Last week, the US Department of Agriculture announced it won’t allow the “USDA Organic” label on cosmetics or personal-care products. The decision comes as a blow not only to the natural-product companies that have been spending money and time to coordinate their practices and products with the USDA’s standards, but to consumers as well.
Standardized labeling helps consumers identify products that adhere to criteria for sustainability—like the Forest Stewardship Council’s sustainable lumber label—or gives them more information, like the recently implemented Country of Origin labeling for seafood, which tells not only where fish is from, but whether it’s farmed or wild.
Those labels help consumers make informed choices, and as the demand rises for eco-friendly products (for organics, it’s been rising about 20 percent per year for a decade), those choices will have a bigger impact on the marketplace. Aligning markets with sustainable practices-and letting consumers know about it-is a key method for creating a sustainable economy (see This Place on Earth 2001, p. 70, pdf).

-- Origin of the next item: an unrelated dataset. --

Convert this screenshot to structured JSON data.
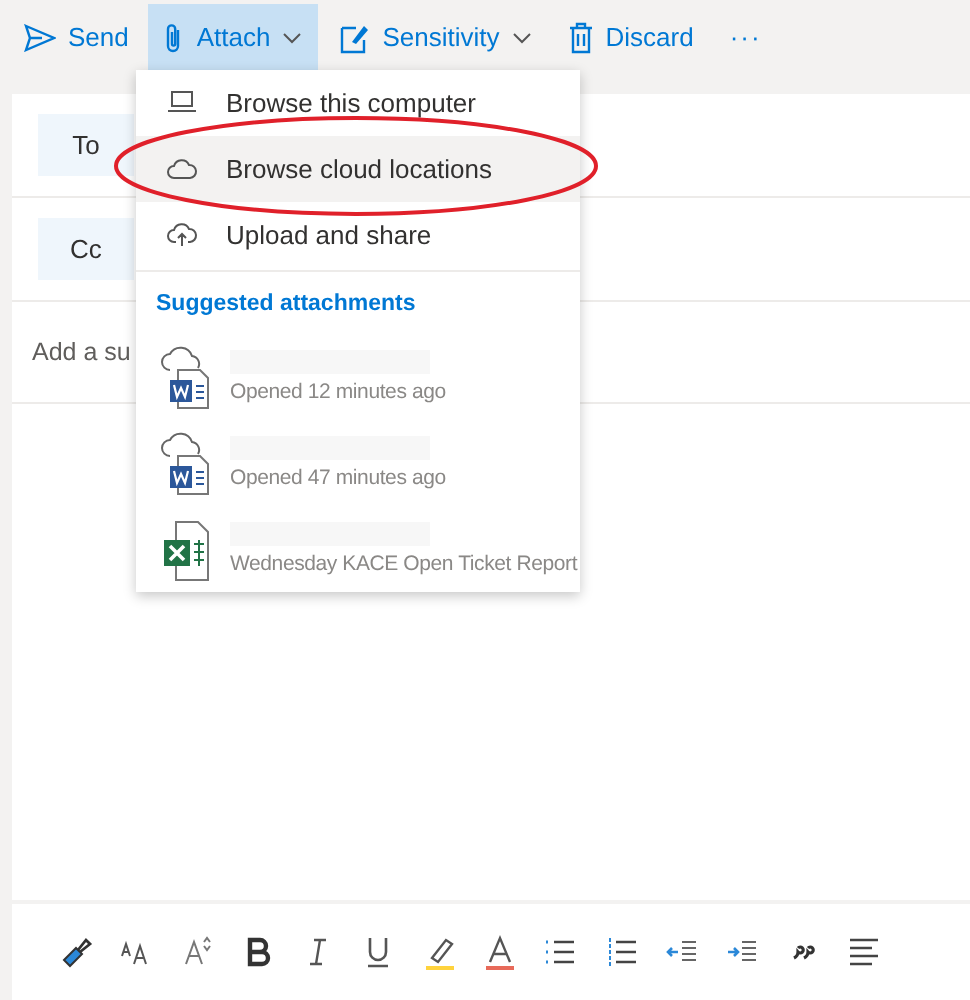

P.S. Widespread standards, like the USDA’s organic label, are also designed to help consumers cut through the clutter of information. But sorting through labels can also be tough; here’s one website that helps.